Justin Sullivan/Getty Images
A TSA worker searches a bag at Oakland International Airport.
A TSA worker searches a bag at Oakland International Airport. Justin Sullivan/Getty Images
If you are one of the 2 million people who fly commercially each day in the U.S., you've gone through airport security administered by the Transportation Security Administration.
But as painful as the screening process can be for travelers, it's no picnic for transportation security officers, or TSOs. The men and women at the front lines of the battle to keep the skies safe are among the lowest paid of all federal employees, and they have one of the highest injury rates.
It's a stressful job, and TSOs must deal with sometimes uncooperative travelers while watching for what the TSA calls "anomalies."
Charles McLong is a bomb assessment officer at Washington's Reagan National Airport. He gets called in if something looks, as he puts it, "hinky."
"Like this particular bag here," he says, pointing to a semi-opaque bag. "We have a couple of masses there of something. Now they look like they could be oranges, but as we know, the explosives could be made into anything."
TSOs rotate through the positions on the security line throughout the course of their shifts. There is a lot of standing, staring intently at screening monitors and lifting heavy bags, which has contributed to the agency's high employee injury rate.

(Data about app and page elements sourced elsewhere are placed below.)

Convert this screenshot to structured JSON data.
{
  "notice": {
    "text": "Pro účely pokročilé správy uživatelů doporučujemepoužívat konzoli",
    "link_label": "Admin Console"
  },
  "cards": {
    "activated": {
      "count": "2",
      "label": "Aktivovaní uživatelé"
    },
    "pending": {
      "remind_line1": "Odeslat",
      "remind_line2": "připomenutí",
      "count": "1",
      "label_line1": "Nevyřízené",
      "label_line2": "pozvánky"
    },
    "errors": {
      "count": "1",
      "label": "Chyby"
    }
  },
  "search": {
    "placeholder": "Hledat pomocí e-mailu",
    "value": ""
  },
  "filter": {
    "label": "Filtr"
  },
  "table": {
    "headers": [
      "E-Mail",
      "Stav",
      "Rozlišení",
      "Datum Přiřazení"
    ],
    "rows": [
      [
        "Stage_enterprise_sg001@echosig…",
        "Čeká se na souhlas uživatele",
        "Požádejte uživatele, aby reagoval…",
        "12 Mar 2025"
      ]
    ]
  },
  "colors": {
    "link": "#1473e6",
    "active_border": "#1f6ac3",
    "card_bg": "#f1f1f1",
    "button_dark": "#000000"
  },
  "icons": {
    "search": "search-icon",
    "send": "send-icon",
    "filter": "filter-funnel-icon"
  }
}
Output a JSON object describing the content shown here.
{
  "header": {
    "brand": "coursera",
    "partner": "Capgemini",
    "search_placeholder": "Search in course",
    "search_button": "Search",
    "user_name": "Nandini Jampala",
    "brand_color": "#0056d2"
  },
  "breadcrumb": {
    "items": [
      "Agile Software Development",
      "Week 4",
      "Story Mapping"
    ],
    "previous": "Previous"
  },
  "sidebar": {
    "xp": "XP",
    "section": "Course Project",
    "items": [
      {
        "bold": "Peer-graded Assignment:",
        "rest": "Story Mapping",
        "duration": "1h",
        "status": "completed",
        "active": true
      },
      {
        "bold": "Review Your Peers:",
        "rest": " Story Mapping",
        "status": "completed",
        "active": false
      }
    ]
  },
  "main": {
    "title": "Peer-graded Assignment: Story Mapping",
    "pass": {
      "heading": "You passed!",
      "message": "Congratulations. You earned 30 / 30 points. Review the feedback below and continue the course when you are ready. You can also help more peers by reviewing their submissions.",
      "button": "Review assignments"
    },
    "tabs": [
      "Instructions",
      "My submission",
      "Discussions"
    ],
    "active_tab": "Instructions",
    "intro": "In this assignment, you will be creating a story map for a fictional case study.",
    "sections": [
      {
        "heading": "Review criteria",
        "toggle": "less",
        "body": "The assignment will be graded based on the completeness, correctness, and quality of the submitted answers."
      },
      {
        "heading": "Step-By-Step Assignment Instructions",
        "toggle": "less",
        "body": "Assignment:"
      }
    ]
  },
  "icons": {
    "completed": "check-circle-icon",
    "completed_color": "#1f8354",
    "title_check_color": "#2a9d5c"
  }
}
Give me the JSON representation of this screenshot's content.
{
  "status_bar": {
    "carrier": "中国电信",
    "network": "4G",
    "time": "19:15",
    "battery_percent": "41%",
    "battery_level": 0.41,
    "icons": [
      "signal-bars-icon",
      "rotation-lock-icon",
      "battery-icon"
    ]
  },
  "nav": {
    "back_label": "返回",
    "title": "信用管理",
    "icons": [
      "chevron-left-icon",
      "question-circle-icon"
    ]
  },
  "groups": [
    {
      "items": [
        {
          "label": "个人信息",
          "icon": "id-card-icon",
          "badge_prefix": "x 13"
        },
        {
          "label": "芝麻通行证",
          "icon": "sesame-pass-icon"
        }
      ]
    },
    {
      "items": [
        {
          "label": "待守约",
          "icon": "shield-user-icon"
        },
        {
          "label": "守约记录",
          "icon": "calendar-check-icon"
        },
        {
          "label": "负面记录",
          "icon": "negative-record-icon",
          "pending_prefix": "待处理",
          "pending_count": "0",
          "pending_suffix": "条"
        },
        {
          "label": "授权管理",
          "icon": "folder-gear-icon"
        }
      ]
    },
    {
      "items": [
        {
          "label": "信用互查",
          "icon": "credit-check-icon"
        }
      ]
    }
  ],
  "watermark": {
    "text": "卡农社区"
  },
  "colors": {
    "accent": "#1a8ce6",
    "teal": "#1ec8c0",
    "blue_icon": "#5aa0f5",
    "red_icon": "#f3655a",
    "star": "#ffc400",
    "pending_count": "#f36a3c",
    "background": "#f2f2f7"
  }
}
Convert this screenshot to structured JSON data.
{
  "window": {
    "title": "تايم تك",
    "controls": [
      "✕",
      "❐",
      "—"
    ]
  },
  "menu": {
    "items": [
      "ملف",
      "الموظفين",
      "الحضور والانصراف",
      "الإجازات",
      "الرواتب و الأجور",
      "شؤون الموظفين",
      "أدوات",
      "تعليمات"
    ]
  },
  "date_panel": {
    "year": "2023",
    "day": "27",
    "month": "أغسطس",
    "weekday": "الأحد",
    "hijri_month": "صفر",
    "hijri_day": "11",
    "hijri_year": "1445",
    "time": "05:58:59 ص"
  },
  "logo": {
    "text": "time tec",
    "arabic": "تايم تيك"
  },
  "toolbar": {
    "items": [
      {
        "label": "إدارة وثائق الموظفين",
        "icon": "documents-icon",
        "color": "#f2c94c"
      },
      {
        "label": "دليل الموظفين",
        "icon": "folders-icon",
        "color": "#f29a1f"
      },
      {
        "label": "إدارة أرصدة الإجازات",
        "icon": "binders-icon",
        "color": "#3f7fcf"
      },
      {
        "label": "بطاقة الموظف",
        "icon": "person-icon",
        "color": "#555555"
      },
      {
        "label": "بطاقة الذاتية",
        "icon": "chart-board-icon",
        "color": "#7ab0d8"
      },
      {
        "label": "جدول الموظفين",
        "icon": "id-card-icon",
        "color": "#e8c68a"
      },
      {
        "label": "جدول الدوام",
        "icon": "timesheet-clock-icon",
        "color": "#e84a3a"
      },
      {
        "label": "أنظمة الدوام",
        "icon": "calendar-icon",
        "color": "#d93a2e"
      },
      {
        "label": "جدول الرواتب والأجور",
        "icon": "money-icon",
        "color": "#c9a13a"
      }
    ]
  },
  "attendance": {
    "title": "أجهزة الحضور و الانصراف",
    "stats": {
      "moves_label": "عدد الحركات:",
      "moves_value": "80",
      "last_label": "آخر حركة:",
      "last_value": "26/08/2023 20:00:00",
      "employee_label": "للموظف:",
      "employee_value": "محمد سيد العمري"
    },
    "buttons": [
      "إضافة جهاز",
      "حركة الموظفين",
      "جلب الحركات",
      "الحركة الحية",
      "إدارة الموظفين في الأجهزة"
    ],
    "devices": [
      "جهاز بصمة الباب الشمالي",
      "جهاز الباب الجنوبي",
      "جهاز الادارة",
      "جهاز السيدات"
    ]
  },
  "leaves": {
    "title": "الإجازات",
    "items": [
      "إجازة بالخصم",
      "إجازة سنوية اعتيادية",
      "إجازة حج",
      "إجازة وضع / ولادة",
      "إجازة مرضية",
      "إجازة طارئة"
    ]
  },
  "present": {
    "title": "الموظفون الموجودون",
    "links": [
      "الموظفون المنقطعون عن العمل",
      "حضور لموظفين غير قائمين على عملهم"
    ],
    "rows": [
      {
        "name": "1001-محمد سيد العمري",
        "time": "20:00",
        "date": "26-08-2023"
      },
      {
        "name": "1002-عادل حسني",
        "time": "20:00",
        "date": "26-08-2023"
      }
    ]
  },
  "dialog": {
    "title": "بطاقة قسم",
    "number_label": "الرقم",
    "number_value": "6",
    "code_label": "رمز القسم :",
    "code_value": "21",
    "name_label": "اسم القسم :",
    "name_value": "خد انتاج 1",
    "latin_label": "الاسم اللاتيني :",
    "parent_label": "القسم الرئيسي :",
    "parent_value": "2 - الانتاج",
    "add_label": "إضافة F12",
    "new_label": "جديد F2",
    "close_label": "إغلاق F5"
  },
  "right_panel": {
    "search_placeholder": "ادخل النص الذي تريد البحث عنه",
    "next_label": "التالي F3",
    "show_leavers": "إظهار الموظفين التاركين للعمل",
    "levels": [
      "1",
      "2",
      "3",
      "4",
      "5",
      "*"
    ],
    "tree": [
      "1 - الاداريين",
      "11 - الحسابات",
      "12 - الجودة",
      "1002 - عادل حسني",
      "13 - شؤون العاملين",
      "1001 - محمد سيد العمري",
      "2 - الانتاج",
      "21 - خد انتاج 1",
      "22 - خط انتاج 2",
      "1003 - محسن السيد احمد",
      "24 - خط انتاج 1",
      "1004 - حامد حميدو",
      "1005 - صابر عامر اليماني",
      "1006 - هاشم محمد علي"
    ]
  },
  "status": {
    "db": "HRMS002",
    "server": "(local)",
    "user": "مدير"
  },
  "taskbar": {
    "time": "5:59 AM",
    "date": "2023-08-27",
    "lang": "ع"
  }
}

Then there are the salaries, which start at about $25,000 a year, one of the lowest rates in the federal government. Anthony Hutchinson, a 29-year-old father of two, says not only is it not easy raising a family on what he earns, but it also affects what he sees as the mission of transportation security officers.
"This is a very, very important job. You're dealing with people's lives every single day, and if you have an officer sitting there worrying about how they're going to pay their rent, or whether their car is going to be taken from them because they can't pay their car note, or how their children are going to eat ... then you're not going to have a happy officer there thinking about the mission," Hutchinson says. "The mission comes first."
Hutchinson has joined the National Treasury Employees Union, one of two unions that hope to organize TSOs and eventually bargain for a contract with the TSA.
Lee Kair, who is in charge of security operations for the TSA, says the agency has made strides in addressing the security officers' complaints, specifically the high injury rate. He says fewer officers have been leaving, especially because of the economy. He also says that most officers have been with the agency since its inception, and they know how to spot anomalies.
"Our officers have extremely difficult jobs," Kair says. "And they are very, very professional in what they do, and they're very trained and they're skilled at how to interact with people."
Right now, what everyone at TSA would like is the nomination of a new administrator. The agency has been without a permanent chief since President Obama took office a year ago. His nominee, Erroll Southers, withdrew last week, in part because he was blocked by some Senate Republicans who object to giving transportation security officers the right to bargain for a contract.